------ EXERCISE MATERIALS ------

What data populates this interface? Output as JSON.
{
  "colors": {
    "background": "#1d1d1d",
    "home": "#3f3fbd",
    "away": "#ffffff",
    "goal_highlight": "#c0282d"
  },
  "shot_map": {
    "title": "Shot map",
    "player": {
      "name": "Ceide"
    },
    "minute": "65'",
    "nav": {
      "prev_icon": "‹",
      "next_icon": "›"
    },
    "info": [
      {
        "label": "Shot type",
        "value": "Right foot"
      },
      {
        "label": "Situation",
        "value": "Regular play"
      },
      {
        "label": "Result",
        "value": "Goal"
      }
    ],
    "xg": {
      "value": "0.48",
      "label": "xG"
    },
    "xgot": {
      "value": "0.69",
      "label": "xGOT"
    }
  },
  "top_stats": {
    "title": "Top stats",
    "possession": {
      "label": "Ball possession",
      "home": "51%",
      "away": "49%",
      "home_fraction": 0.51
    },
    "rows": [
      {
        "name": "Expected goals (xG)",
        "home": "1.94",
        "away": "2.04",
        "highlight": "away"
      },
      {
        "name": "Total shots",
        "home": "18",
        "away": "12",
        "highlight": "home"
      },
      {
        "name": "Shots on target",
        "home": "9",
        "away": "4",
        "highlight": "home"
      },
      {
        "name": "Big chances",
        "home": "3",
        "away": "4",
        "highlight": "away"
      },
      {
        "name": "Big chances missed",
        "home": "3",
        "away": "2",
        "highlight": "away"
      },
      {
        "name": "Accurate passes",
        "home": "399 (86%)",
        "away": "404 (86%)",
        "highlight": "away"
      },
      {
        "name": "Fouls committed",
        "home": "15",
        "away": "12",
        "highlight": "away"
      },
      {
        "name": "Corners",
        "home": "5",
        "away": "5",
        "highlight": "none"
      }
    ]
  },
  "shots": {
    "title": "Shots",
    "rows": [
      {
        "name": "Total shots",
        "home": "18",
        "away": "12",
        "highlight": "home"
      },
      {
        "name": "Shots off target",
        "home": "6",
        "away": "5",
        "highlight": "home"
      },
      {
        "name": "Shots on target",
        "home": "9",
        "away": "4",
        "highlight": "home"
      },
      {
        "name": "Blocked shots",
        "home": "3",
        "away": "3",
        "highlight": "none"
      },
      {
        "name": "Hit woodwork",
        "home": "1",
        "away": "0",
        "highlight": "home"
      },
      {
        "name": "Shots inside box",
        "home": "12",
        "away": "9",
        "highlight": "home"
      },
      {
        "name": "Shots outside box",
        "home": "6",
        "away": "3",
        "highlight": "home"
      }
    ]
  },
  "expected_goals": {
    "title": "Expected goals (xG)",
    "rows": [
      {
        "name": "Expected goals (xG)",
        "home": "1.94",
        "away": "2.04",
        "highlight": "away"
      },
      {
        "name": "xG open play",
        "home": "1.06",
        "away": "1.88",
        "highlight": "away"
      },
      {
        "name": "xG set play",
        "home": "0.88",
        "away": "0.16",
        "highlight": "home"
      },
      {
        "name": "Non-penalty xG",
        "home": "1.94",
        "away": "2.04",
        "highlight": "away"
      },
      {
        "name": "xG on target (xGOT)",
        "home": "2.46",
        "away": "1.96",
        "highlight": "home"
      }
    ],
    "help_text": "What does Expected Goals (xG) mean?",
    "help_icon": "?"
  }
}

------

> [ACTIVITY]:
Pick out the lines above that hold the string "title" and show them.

> [THE COMPLETED TASK]:
    "title": "Shot map",
    "title": "Top stats",
    "title": "Shots",
    "title": "Expected goals (xG)",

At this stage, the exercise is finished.